The Studio

Metal Inlay

Inlay Adventures – Part One

If you’re anything like me you enjoy trying new creative techniques. It’s fun and very much part of the creative process, but can also be frustrating and time consuming.

Recently I’ve been taking time to explore new techniques in more detail before diving in to make a finished product. This is proving a great way to experiment and learn a skill with minimal risk and it’s much less daunting. An easy way to learn by my mistakes and build on my failures. To see what works and what doesn’t, what I like and what I’m not so keen on.

Rather than keeping this all to myself I thought I’d write my notes as blog posts on the off chance that you might be interested. Maybe you’d like to try the techniques too, or perhaps you’re just interested to see a glimpse of what goes on behind the scenes.

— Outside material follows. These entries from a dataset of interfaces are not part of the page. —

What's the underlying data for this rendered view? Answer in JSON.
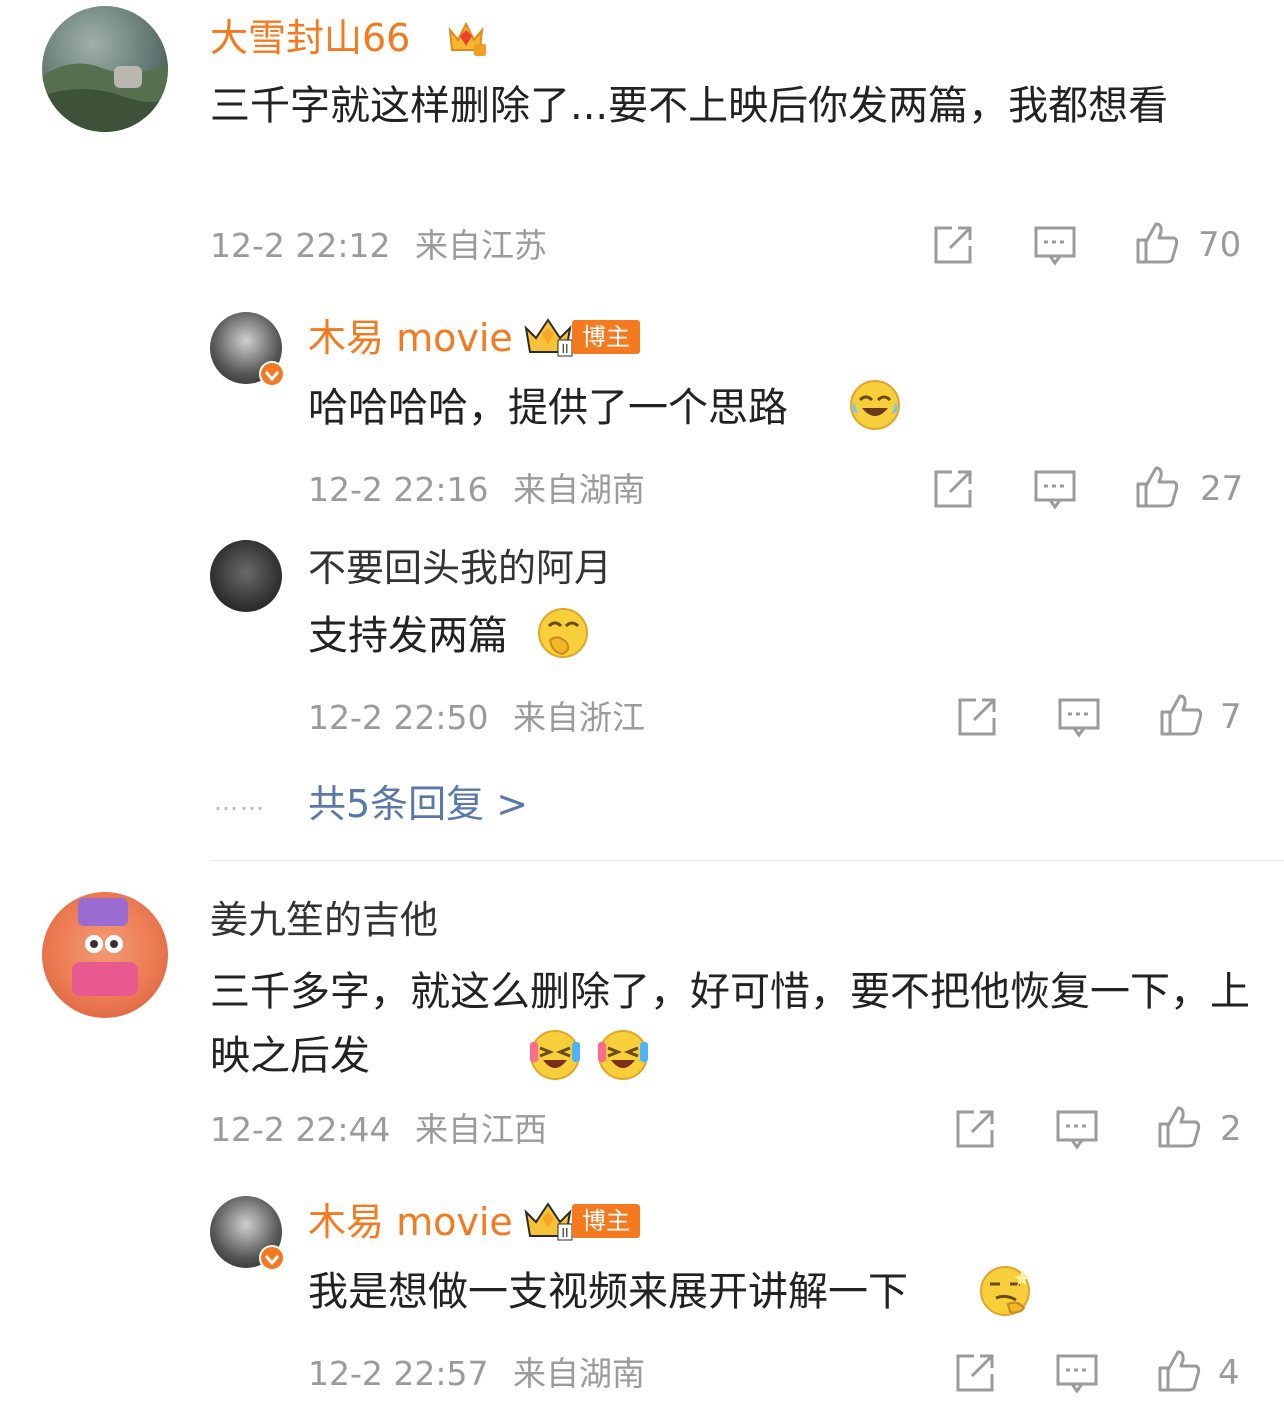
{
  "comments": [
    {
      "user": "大雪封山66",
      "text": "三千字就这样删除了...要不上映后你发两篇，我都想看",
      "time": "12-2 22:12",
      "location": "来自江苏",
      "likes": "70"
    },
    {
      "user": "姜九笙的吉他",
      "text": "三千多字，就这么删除了，好可惜，要不把他恢复一下，上映之后发",
      "time": "12-2 22:44",
      "location": "来自江西",
      "likes": "2"
    }
  ],
  "replies": [
    {
      "user": "木易 movie",
      "tag": "博主",
      "text": "哈哈哈哈，提供了一个思路",
      "time": "12-2 22:16",
      "location": "来自湖南",
      "likes": "27"
    },
    {
      "user": "不要回头我的阿月",
      "text": "支持发两篇",
      "time": "12-2 22:50",
      "location": "来自浙江",
      "likes": "7"
    },
    {
      "user": "木易 movie",
      "tag": "博主",
      "text": "我是想做一支视频来展开讲解一下",
      "time": "12-2 22:57",
      "location": "来自湖南",
      "likes": "4"
    }
  ],
  "more_replies": {
    "dots": "……",
    "label": "共5条回复 >"
  },
  "colors": {
    "orange_name": "#f5791f",
    "link_blue": "#5a78a8",
    "meta_gray": "#9b9b9b"
  },
  "icons": [
    "crown-icon",
    "verified-icon",
    "share-icon",
    "comment-icon",
    "like-icon",
    "laugh-cry-emoji",
    "cover-mouth-emoji",
    "joy-emoji",
    "smug-emoji"
  ]
}
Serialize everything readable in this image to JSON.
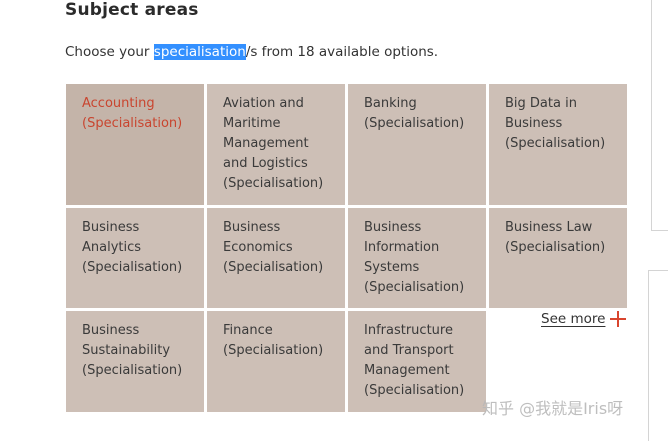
{
  "section": {
    "title": "Subject areas",
    "intro_before": "Choose your ",
    "intro_highlight": "specialisation",
    "intro_after": "/s from 18 available options."
  },
  "tiles": [
    {
      "name": "Accounting",
      "suffix": "(Specialisation)",
      "active": true
    },
    {
      "name": "Aviation and Maritime Management and Logistics",
      "suffix": "(Specialisation)"
    },
    {
      "name": "Banking",
      "suffix": "(Specialisation)"
    },
    {
      "name": "Big Data in Business",
      "suffix": "(Specialisation)"
    },
    {
      "name": "Business Analytics",
      "suffix": "(Specialisation)"
    },
    {
      "name": "Business Economics",
      "suffix": "(Specialisation)"
    },
    {
      "name": "Business Information Systems",
      "suffix": "(Specialisation)"
    },
    {
      "name": "Business Law",
      "suffix": "(Specialisation)"
    },
    {
      "name": "Business Sustainability",
      "suffix": "(Specialisation)"
    },
    {
      "name": "Finance",
      "suffix": "(Specialisation)"
    },
    {
      "name": "Infrastructure and Transport Management",
      "suffix": "(Specialisation)"
    }
  ],
  "see_more": {
    "label": "See more",
    "icon": "plus-icon"
  },
  "watermark": "知乎 @我就是Iris呀",
  "colors": {
    "tile_bg": "#cdbfb6",
    "tile_active_bg": "#c4b4a9",
    "accent": "#c9452f",
    "plus": "#d9452e",
    "highlight": "#3390ff"
  }
}
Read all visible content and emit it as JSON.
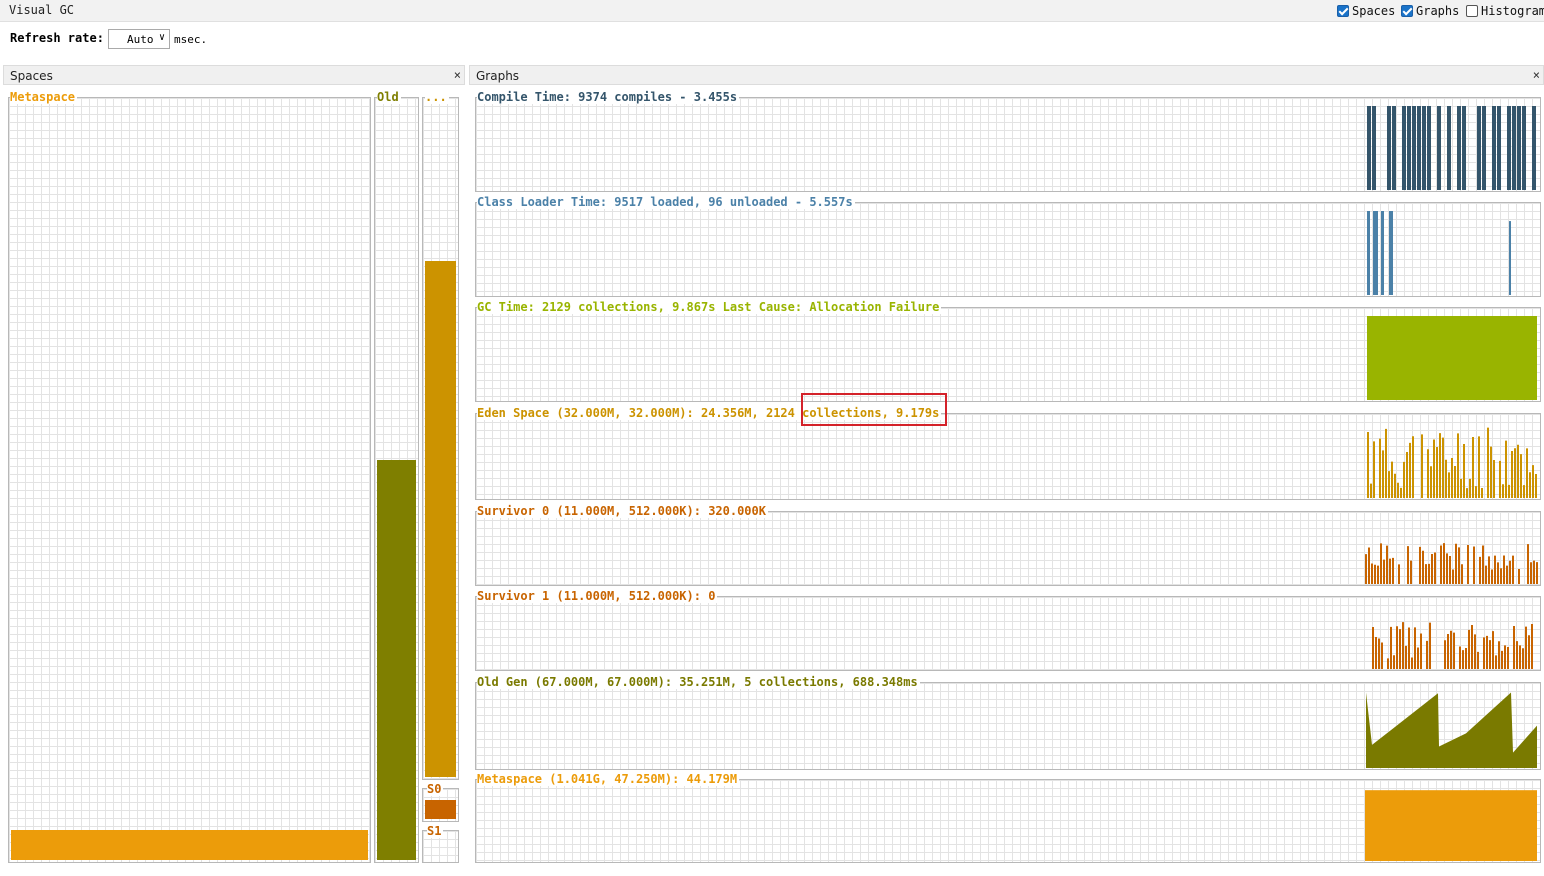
{
  "window": {
    "title": "Visual GC",
    "checkboxes": [
      {
        "label": "Spaces",
        "checked": true
      },
      {
        "label": "Graphs",
        "checked": true
      },
      {
        "label": "Histogram",
        "checked": false
      }
    ]
  },
  "refresh": {
    "label": "Refresh rate:",
    "value": "Auto",
    "unit": "msec."
  },
  "spaces_panel": {
    "title": "Spaces",
    "close": "×",
    "metaspace_label": "Metaspace",
    "metaspace_fill": 0.04,
    "old_label": "Old",
    "old_fill": 0.525,
    "eden_label": "...",
    "eden_fill": 0.76,
    "s0_label": "S0",
    "s0_fill": 0.62,
    "s1_label": "S1",
    "s1_fill": 0.0
  },
  "graphs_panel": {
    "title": "Graphs",
    "close": "×",
    "graphs": [
      {
        "label": "Compile Time: 9374 compiles - 3.455s",
        "color": "#34556b"
      },
      {
        "label": "Class Loader Time: 9517 loaded, 96 unloaded - 5.557s",
        "color": "#4b81a8"
      },
      {
        "label": "GC Time: 2129 collections, 9.867s  Last Cause: Allocation Failure",
        "color": "#99b400"
      },
      {
        "label": "Eden Space (32.000M, 32.000M): 24.356M, 2124 collections, 9.179s",
        "color": "#cc9300"
      },
      {
        "label": "Survivor 0 (11.000M, 512.000K): 320.000K",
        "color": "#c86400"
      },
      {
        "label": "Survivor 1 (11.000M, 512.000K): 0",
        "color": "#c86400"
      },
      {
        "label": "Old Gen (67.000M, 67.000M): 35.251M, 5 collections, 688.348ms",
        "color": "#7a7a00"
      },
      {
        "label": "Metaspace (1.041G, 47.250M): 44.179M",
        "color": "#ec9c0a"
      }
    ]
  },
  "colors": {
    "metaspace": "#ec9c0a",
    "old": "#7f7f00",
    "eden": "#cc9300",
    "survivor": "#c86400",
    "highlight": "#d4222a"
  }
}
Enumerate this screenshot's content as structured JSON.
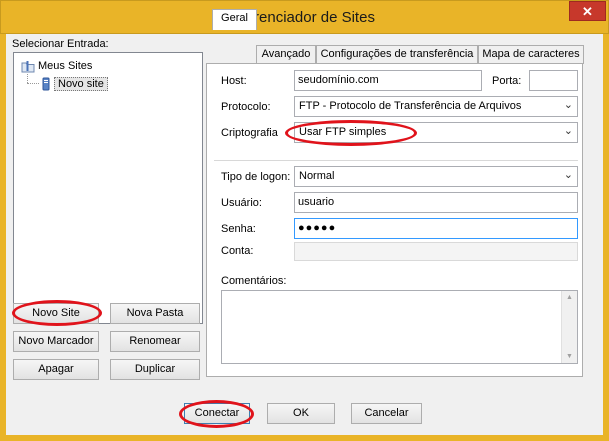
{
  "window": {
    "title": "Gerenciador de Sites",
    "close_glyph": "✕"
  },
  "left": {
    "select_label": "Selecionar Entrada:",
    "tree": {
      "root": "Meus Sites",
      "child": "Novo site"
    },
    "buttons": {
      "new_site": "Novo Site",
      "new_folder": "Nova Pasta",
      "new_bookmark": "Novo Marcador",
      "rename": "Renomear",
      "delete": "Apagar",
      "duplicate": "Duplicar"
    }
  },
  "tabs": [
    "Geral",
    "Avançado",
    "Configurações de transferência",
    "Mapa de caracteres"
  ],
  "form": {
    "host_label": "Host:",
    "host_value": "seudomínio.com",
    "port_label": "Porta:",
    "port_value": "",
    "protocol_label": "Protocolo:",
    "protocol_value": "FTP - Protocolo de Transferência de Arquivos",
    "encryption_label": "Criptografia",
    "encryption_value": "Usar FTP simples",
    "logon_label": "Tipo de logon:",
    "logon_value": "Normal",
    "user_label": "Usuário:",
    "user_value": "usuario",
    "password_label": "Senha:",
    "password_value": "●●●●●",
    "account_label": "Conta:",
    "account_value": "",
    "comments_label": "Comentários:"
  },
  "bottom": {
    "connect": "Conectar",
    "ok": "OK",
    "cancel": "Cancelar"
  },
  "colors": {
    "titlebar": "#e9b428",
    "close": "#c7382b",
    "highlight_oval": "#e0131b"
  }
}
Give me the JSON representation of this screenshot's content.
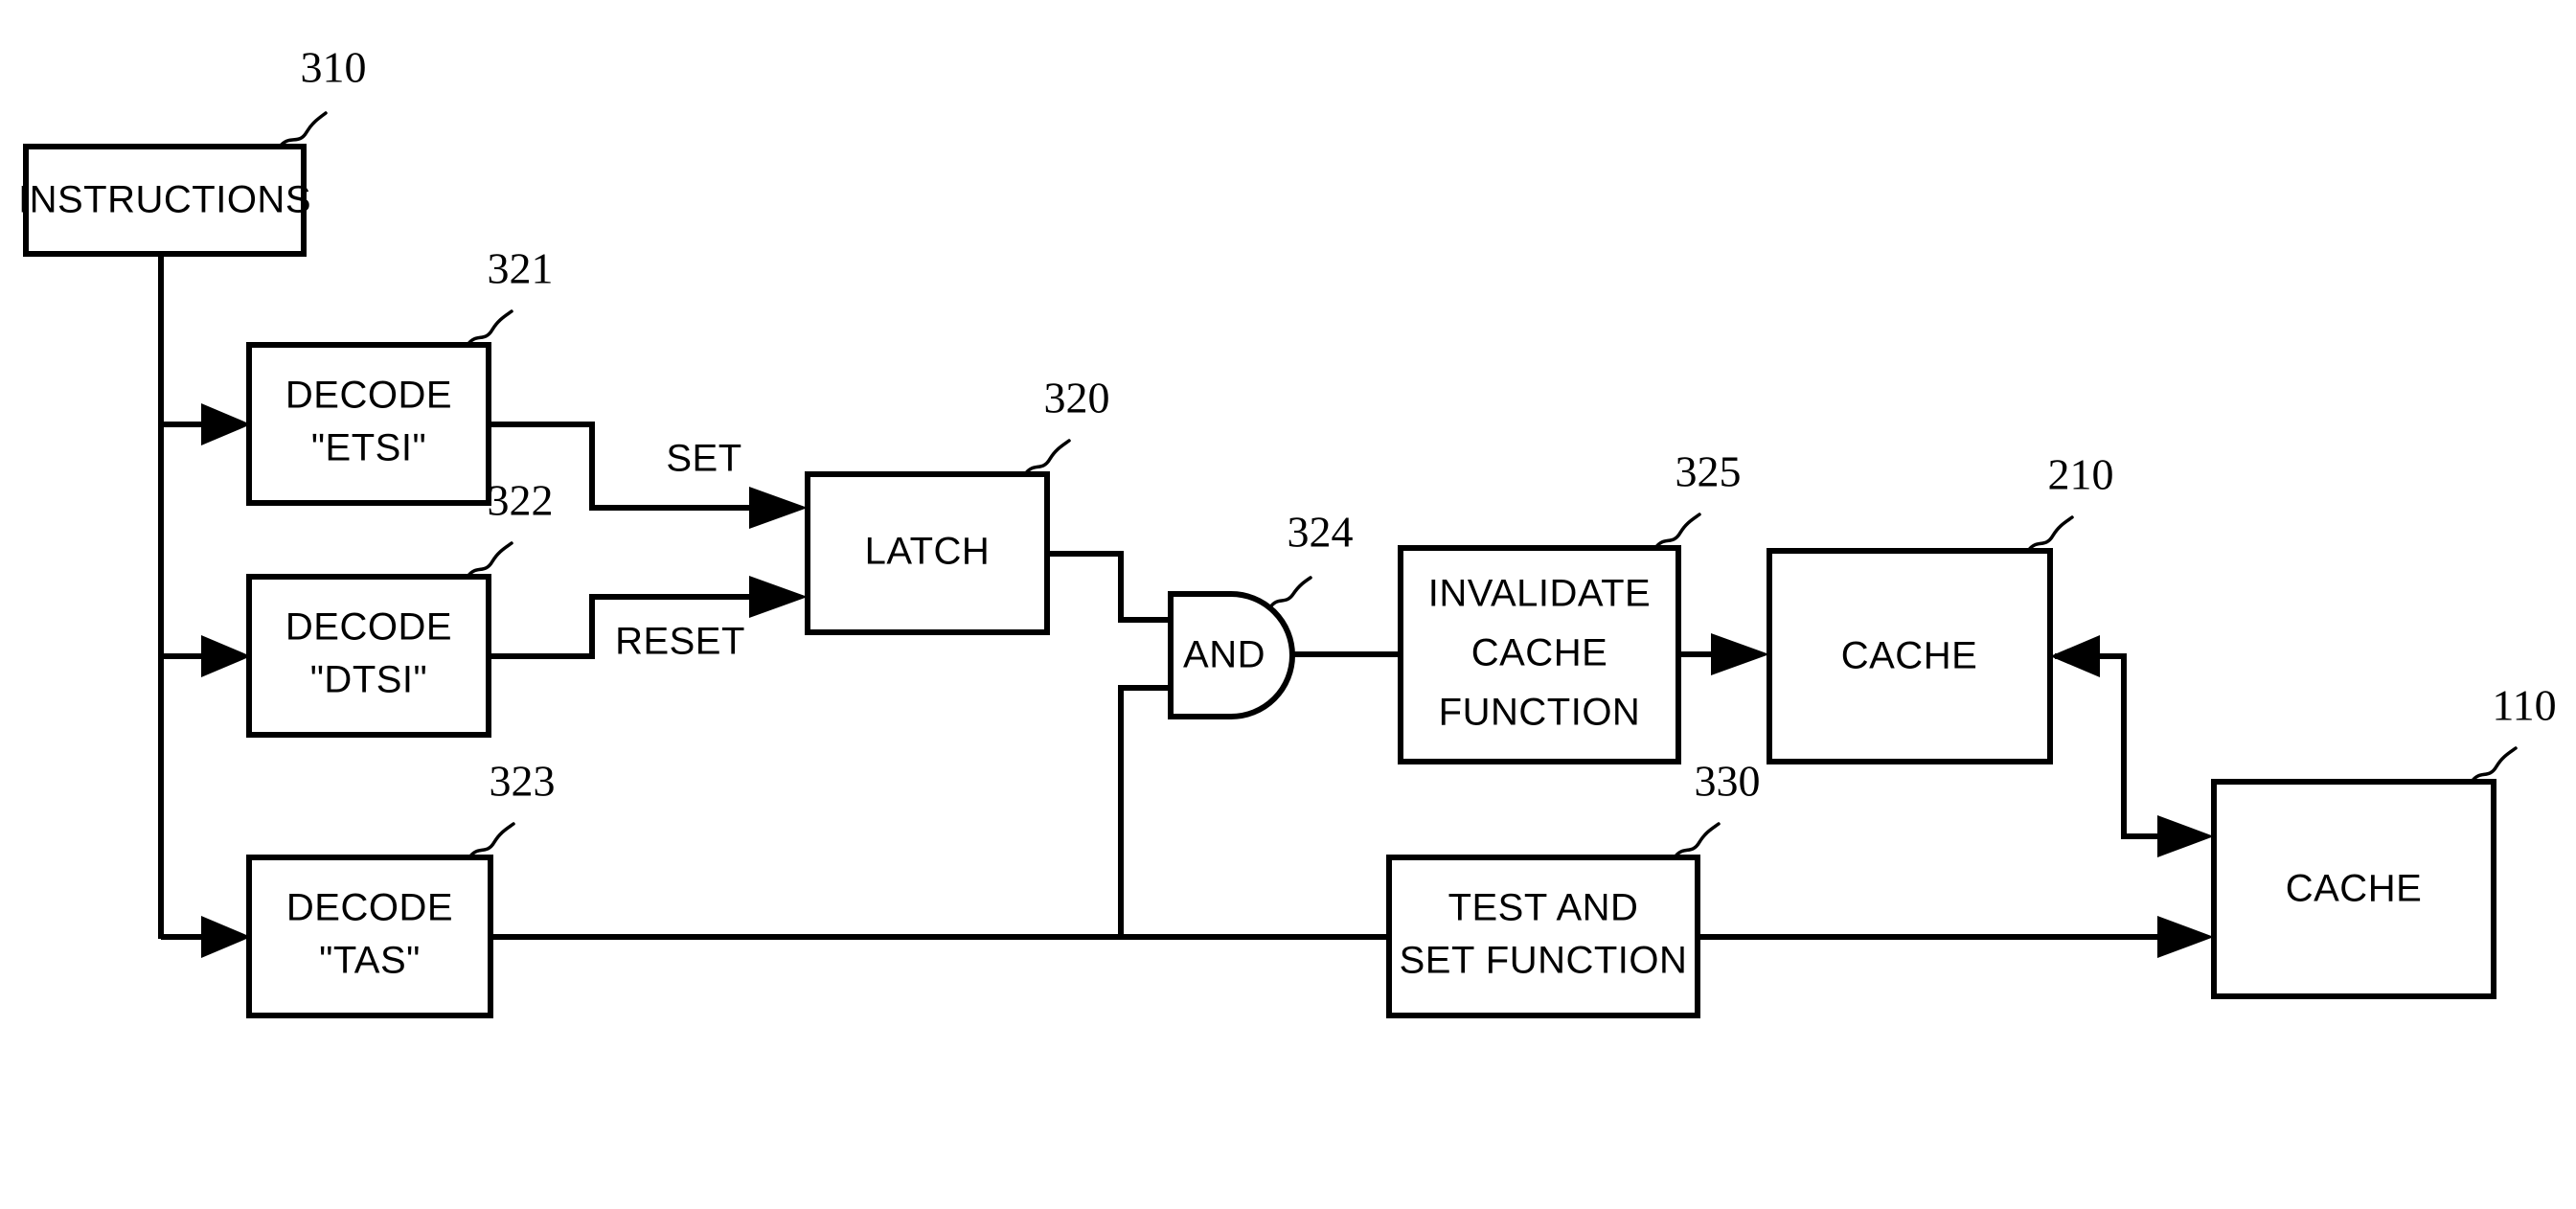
{
  "figure": {
    "kind": "patent-block-diagram",
    "ink_color": "#000000",
    "background_color": "#ffffff",
    "blocks": [
      {
        "id": "instructions",
        "label": "INSTRUCTIONS",
        "ref": "310"
      },
      {
        "id": "decode-etsi",
        "label_line1": "DECODE",
        "label_line2": "\"ETSI\"",
        "ref": "321"
      },
      {
        "id": "decode-dtsi",
        "label_line1": "DECODE",
        "label_line2": "\"DTSI\"",
        "ref": "322"
      },
      {
        "id": "decode-tas",
        "label_line1": "DECODE",
        "label_line2": "\"TAS\"",
        "ref": "323"
      },
      {
        "id": "latch",
        "label": "LATCH",
        "ref": "320"
      },
      {
        "id": "and-gate",
        "label": "AND",
        "ref": "324"
      },
      {
        "id": "invalidate-cache-function",
        "label_line1": "INVALIDATE",
        "label_line2": "CACHE",
        "label_line3": "FUNCTION",
        "ref": "325"
      },
      {
        "id": "cache-210",
        "label": "CACHE",
        "ref": "210"
      },
      {
        "id": "test-and-set-function",
        "label_line1": "TEST AND",
        "label_line2": "SET FUNCTION",
        "ref": "330"
      },
      {
        "id": "cache-110",
        "label": "CACHE",
        "ref": "110"
      }
    ],
    "wire_labels": [
      {
        "id": "set",
        "text": "SET"
      },
      {
        "id": "reset",
        "text": "RESET"
      }
    ],
    "texts": {
      "instructions": "INSTRUCTIONS",
      "decode": "DECODE",
      "etsi": "\"ETSI\"",
      "dtsi": "\"DTSI\"",
      "tas": "\"TAS\"",
      "latch": "LATCH",
      "and": "AND",
      "invalidate": "INVALIDATE",
      "cache": "CACHE",
      "function": "FUNCTION",
      "test_and": "TEST AND",
      "set_function": "SET FUNCTION",
      "set": "SET",
      "reset": "RESET"
    },
    "refs": {
      "r310": "310",
      "r321": "321",
      "r322": "322",
      "r323": "323",
      "r320": "320",
      "r324": "324",
      "r325": "325",
      "r210": "210",
      "r330": "330",
      "r110": "110"
    }
  }
}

These are not designed to be detailed notes, nor will I promise lots of pretty pictures, just an outline of what I’ve been working on and my findings. I hope they will be of some interest to you.

This first post is about my initial ventures into metal inlay. The process of inlaying one piece of metal into another by mechanical means (no soldering required).

Here goes …


To learn the basic skills of metal inlay by inlaying a piece of round copper wire into a brass sheet.


2mm thick Brass sheet

3mm round Copper wire

The Theory

  1. Anneal both the brass sheet and the copper wire. Quench and pickle. This will make the sheet easier to drill and the wire easier to inlay.
  2. Use cone burrs to cut a hole in the brass sheet, which is exactly the same diameter as the copper wire.
  3. Make an undercut in the inside wall of the hole using a small cutting burr. It’s worth practicing on the side of the sheet first to check your technique.
  4. Cut a length of copper wire a fraction longer than the thickness of the brass sheet – suggest approx. 3.5 mm long. Don’t be tempted to make it too long or you will end up with the copper flattening over the top of the sheet rather than hammering into it and you will give yourself a lot of cleanup work to do.
  5. Put the wire into the hole, with a small amount of overlap at each end.
  6. Use a hammer to gradually tap the wire into place. Alternating ends (like you would for a rivet). As the wire is softer than the plate, the wire will move into the undercuts in the hole. This is what will keep the inlay in place.
  7. File and emery the surface to remove any excess metal.


This process is not as straightforward as it sounds!

The hole and the inlay need to be exactly the same size. Too small a hole and the inlay won’t fit. Too big a hole and there will be a gap between the two metals.

Next Steps

Having successfully inlayed a piece of round wire, I’d now like to investigate:

Cutting a line in a sheet and inlaying wire lengthways along the line.

Cutting a hole just half way through the base sheet.

Doming the base sheet, then cutting a round hole and inlaying round wire.

Cut a design by etching using nitric acid.

Transferring a simple printed design onto the base sheet using acetone. Then cutting this out and adding a corresponding inlay.

Sweat Soldering the inlay piece onto the base sheet, then rolling it through a rolling mill. Thoughts are this will distort the shape of the inlay pattern, but worth investigating.

Try different metal combinations:

Fine silver into brass

Fine gold into sterling silver

Copper into sterling silver

Clearly more experiments to come. Watch this space …